DATA SUPPLIED
====================

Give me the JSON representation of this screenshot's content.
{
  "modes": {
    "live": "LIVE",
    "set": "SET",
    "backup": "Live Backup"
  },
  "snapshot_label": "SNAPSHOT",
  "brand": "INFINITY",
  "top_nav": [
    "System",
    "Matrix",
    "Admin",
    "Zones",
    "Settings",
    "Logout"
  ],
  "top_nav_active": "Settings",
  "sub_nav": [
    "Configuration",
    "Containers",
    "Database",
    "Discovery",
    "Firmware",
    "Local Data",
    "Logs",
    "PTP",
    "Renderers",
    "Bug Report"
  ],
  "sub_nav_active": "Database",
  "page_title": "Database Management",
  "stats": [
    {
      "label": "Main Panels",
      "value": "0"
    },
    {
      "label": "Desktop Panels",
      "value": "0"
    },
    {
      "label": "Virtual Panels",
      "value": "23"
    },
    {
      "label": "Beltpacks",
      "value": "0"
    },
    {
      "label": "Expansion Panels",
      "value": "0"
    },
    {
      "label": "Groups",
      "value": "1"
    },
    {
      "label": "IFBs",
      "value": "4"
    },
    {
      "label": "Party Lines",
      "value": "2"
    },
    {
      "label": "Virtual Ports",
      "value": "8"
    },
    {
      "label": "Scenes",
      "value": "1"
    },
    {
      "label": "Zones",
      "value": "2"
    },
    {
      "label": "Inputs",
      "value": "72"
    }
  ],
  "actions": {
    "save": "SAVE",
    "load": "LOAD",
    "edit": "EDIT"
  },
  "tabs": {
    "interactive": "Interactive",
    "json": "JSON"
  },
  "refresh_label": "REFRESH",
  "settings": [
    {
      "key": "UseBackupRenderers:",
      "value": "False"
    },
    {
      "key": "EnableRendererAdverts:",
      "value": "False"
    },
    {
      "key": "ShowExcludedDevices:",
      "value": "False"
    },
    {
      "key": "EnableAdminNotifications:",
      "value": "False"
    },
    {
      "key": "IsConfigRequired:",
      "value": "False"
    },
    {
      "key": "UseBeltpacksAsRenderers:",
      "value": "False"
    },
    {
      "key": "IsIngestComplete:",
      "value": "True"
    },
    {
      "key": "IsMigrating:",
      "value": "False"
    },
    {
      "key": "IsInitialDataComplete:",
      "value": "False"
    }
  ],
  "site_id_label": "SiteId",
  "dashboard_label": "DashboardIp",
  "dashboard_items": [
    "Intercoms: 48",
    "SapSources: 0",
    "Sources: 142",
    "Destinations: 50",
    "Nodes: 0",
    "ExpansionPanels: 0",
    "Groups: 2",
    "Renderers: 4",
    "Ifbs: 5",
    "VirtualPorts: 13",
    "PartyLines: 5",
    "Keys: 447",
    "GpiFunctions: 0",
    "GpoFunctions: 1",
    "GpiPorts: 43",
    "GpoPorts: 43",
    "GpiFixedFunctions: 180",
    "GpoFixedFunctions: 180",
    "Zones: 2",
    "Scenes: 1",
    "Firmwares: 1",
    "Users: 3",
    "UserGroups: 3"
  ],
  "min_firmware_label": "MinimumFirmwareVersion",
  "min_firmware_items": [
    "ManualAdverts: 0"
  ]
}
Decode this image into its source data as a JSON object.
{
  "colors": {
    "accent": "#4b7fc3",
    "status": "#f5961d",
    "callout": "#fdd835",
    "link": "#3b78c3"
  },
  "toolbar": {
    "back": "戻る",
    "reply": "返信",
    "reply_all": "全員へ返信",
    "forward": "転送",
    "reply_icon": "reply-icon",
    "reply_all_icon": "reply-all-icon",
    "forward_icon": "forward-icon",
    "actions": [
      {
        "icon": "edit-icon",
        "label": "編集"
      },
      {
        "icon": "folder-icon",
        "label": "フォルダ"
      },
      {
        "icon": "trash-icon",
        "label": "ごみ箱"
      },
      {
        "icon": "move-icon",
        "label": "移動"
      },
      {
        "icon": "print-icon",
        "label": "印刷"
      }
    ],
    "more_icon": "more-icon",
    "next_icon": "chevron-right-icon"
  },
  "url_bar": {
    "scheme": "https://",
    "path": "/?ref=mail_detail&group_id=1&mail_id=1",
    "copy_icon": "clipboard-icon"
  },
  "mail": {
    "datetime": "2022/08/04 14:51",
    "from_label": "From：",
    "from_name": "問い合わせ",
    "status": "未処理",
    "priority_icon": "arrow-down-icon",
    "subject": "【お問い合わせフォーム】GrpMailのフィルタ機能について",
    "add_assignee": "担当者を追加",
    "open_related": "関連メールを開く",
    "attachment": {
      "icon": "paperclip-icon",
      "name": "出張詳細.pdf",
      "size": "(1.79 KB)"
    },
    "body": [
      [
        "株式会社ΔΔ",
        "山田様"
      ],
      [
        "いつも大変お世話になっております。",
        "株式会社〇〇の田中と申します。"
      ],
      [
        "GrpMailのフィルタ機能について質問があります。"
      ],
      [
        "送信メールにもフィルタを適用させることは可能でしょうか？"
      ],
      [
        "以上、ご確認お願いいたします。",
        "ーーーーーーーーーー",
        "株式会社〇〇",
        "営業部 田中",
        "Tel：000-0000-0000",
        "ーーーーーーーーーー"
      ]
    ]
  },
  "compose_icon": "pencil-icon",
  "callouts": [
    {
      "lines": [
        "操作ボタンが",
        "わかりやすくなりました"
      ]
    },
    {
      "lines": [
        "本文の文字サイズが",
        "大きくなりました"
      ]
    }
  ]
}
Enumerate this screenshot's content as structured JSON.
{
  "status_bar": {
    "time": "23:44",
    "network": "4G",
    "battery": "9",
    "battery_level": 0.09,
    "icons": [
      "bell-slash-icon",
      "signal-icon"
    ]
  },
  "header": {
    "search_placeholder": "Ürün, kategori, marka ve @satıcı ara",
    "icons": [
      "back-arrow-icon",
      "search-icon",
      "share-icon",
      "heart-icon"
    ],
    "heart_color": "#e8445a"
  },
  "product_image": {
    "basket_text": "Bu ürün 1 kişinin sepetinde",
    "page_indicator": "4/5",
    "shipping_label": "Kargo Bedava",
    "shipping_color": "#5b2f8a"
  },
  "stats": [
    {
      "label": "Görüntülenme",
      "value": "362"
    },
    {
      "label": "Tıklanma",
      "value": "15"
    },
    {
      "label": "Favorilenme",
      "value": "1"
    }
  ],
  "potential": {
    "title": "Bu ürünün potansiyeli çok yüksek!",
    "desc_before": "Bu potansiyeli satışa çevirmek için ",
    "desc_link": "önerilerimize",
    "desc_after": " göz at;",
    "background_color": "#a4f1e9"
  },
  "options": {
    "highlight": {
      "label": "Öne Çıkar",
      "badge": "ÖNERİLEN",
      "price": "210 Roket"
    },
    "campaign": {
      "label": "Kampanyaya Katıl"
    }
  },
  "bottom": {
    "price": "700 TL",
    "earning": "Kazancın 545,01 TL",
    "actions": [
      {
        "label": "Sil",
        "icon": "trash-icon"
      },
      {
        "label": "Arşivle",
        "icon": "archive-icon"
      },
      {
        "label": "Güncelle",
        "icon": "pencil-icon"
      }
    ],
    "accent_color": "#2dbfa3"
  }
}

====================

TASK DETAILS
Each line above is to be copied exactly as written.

ANSWER SPACE
Give me the JSON representation of this screenshot's content.
{
  "modes": {
    "live": "LIVE",
    "set": "SET",
    "backup": "Live Backup"
  },
  "snapshot_label": "SNAPSHOT",
  "brand": "INFINITY",
  "top_nav": [
    "System",
    "Matrix",
    "Admin",
    "Zones",
    "Settings",
    "Logout"
  ],
  "top_nav_active": "Settings",
  "sub_nav": [
    "Configuration",
    "Containers",
    "Database",
    "Discovery",
    "Firmware",
    "Local Data",
    "Logs",
    "PTP",
    "Renderers",
    "Bug Report"
  ],
  "sub_nav_active": "Database",
  "page_title": "Database Management",
  "stats": [
    {
      "label": "Main Panels",
      "value": "0"
    },
    {
      "label": "Desktop Panels",
      "value": "0"
    },
    {
      "label": "Virtual Panels",
      "value": "23"
    },
    {
      "label": "Beltpacks",
      "value": "0"
    },
    {
      "label": "Expansion Panels",
      "value": "0"
    },
    {
      "label": "Groups",
      "value": "1"
    },
    {
      "label": "IFBs",
      "value": "4"
    },
    {
      "label": "Party Lines",
      "value": "2"
    },
    {
      "label": "Virtual Ports",
      "value": "8"
    },
    {
      "label": "Scenes",
      "value": "1"
    },
    {
      "label": "Zones",
      "value": "2"
    },
    {
      "label": "Inputs",
      "value": "72"
    }
  ],
  "actions": {
    "save": "SAVE",
    "load": "LOAD",
    "edit": "EDIT"
  },
  "tabs": {
    "interactive": "Interactive",
    "json": "JSON"
  },
  "refresh_label": "REFRESH",
  "settings": [
    {
      "key": "UseBackupRenderers:",
      "value": "False"
    },
    {
      "key": "EnableRendererAdverts:",
      "value": "False"
    },
    {
      "key": "ShowExcludedDevices:",
      "value": "False"
    },
    {
      "key": "EnableAdminNotifications:",
      "value": "False"
    },
    {
      "key": "IsConfigRequired:",
      "value": "False"
    },
    {
      "key": "UseBeltpacksAsRenderers:",
      "value": "False"
    },
    {
      "key": "IsIngestComplete:",
      "value": "True"
    },
    {
      "key": "IsMigrating:",
      "value": "False"
    },
    {
      "key": "IsInitialDataComplete:",
      "value": "False"
    }
  ],
  "site_id_label": "SiteId",
  "dashboard_label": "DashboardIp",
  "dashboard_items": [
    "Intercoms: 48",
    "SapSources: 0",
    "Sources: 142",
    "Destinations: 50",
    "Nodes: 0",
    "ExpansionPanels: 0",
    "Groups: 2",
    "Renderers: 4",
    "Ifbs: 5",
    "VirtualPorts: 13",
    "PartyLines: 5",
    "Keys: 447",
    "GpiFunctions: 0",
    "GpoFunctions: 1",
    "GpiPorts: 43",
    "GpoPorts: 43",
    "GpiFixedFunctions: 180",
    "GpoFixedFunctions: 180",
    "Zones: 2",
    "Scenes: 1",
    "Firmwares: 1",
    "Users: 3",
    "UserGroups: 3"
  ],
  "min_firmware_label": "MinimumFirmwareVersion",
  "min_firmware_items": [
    "ManualAdverts: 0"
  ]
}
Decode this image into its source data as a JSON object.
{
  "colors": {
    "accent": "#4b7fc3",
    "status": "#f5961d",
    "callout": "#fdd835",
    "link": "#3b78c3"
  },
  "toolbar": {
    "back": "戻る",
    "reply": "返信",
    "reply_all": "全員へ返信",
    "forward": "転送",
    "reply_icon": "reply-icon",
    "reply_all_icon": "reply-all-icon",
    "forward_icon": "forward-icon",
    "actions": [
      {
        "icon": "edit-icon",
        "label": "編集"
      },
      {
        "icon": "folder-icon",
        "label": "フォルダ"
      },
      {
        "icon": "trash-icon",
        "label": "ごみ箱"
      },
      {
        "icon": "move-icon",
        "label": "移動"
      },
      {
        "icon": "print-icon",
        "label": "印刷"
      }
    ],
    "more_icon": "more-icon",
    "next_icon": "chevron-right-icon"
  },
  "url_bar": {
    "scheme": "https://",
    "path": "/?ref=mail_detail&group_id=1&mail_id=1",
    "copy_icon": "clipboard-icon"
  },
  "mail": {
    "datetime": "2022/08/04 14:51",
    "from_label": "From：",
    "from_name": "問い合わせ",
    "status": "未処理",
    "priority_icon": "arrow-down-icon",
    "subject": "【お問い合わせフォーム】GrpMailのフィルタ機能について",
    "add_assignee": "担当者を追加",
    "open_related": "関連メールを開く",
    "attachment": {
      "icon": "paperclip-icon",
      "name": "出張詳細.pdf",
      "size": "(1.79 KB)"
    },
    "body": [
      [
        "株式会社ΔΔ",
        "山田様"
      ],
      [
        "いつも大変お世話になっております。",
        "株式会社〇〇の田中と申します。"
      ],
      [
        "GrpMailのフィルタ機能について質問があります。"
      ],
      [
        "送信メールにもフィルタを適用させることは可能でしょうか？"
      ],
      [
        "以上、ご確認お願いいたします。",
        "ーーーーーーーーーー",
        "株式会社〇〇",
        "営業部 田中",
        "Tel：000-0000-0000",
        "ーーーーーーーーーー"
      ]
    ]
  },
  "compose_icon": "pencil-icon",
  "callouts": [
    {
      "lines": [
        "操作ボタンが",
        "わかりやすくなりました"
      ]
    },
    {
      "lines": [
        "本文の文字サイズが",
        "大きくなりました"
      ]
    }
  ]
}
Enumerate this screenshot's content as structured JSON.
{
  "status_bar": {
    "time": "23:44",
    "network": "4G",
    "battery": "9",
    "battery_level": 0.09,
    "icons": [
      "bell-slash-icon",
      "signal-icon"
    ]
  },
  "header": {
    "search_placeholder": "Ürün, kategori, marka ve @satıcı ara",
    "icons": [
      "back-arrow-icon",
      "search-icon",
      "share-icon",
      "heart-icon"
    ],
    "heart_color": "#e8445a"
  },
  "product_image": {
    "basket_text": "Bu ürün 1 kişinin sepetinde",
    "page_indicator": "4/5",
    "shipping_label": "Kargo Bedava",
    "shipping_color": "#5b2f8a"
  },
  "stats": [
    {
      "label": "Görüntülenme",
      "value": "362"
    },
    {
      "label": "Tıklanma",
      "value": "15"
    },
    {
      "label": "Favorilenme",
      "value": "1"
    }
  ],
  "potential": {
    "title": "Bu ürünün potansiyeli çok yüksek!",
    "desc_before": "Bu potansiyeli satışa çevirmek için ",
    "desc_link": "önerilerimize",
    "desc_after": " göz at;",
    "background_color": "#a4f1e9"
  },
  "options": {
    "highlight": {
      "label": "Öne Çıkar",
      "badge": "ÖNERİLEN",
      "price": "210 Roket"
    },
    "campaign": {
      "label": "Kampanyaya Katıl"
    }
  },
  "bottom": {
    "price": "700 TL",
    "earning": "Kazancın 545,01 TL",
    "actions": [
      {
        "label": "Sil",
        "icon": "trash-icon"
      },
      {
        "label": "Arşivle",
        "icon": "archive-icon"
      },
      {
        "label": "Güncelle",
        "icon": "pencil-icon"
      }
    ],
    "accent_color": "#2dbfa3"
  }
}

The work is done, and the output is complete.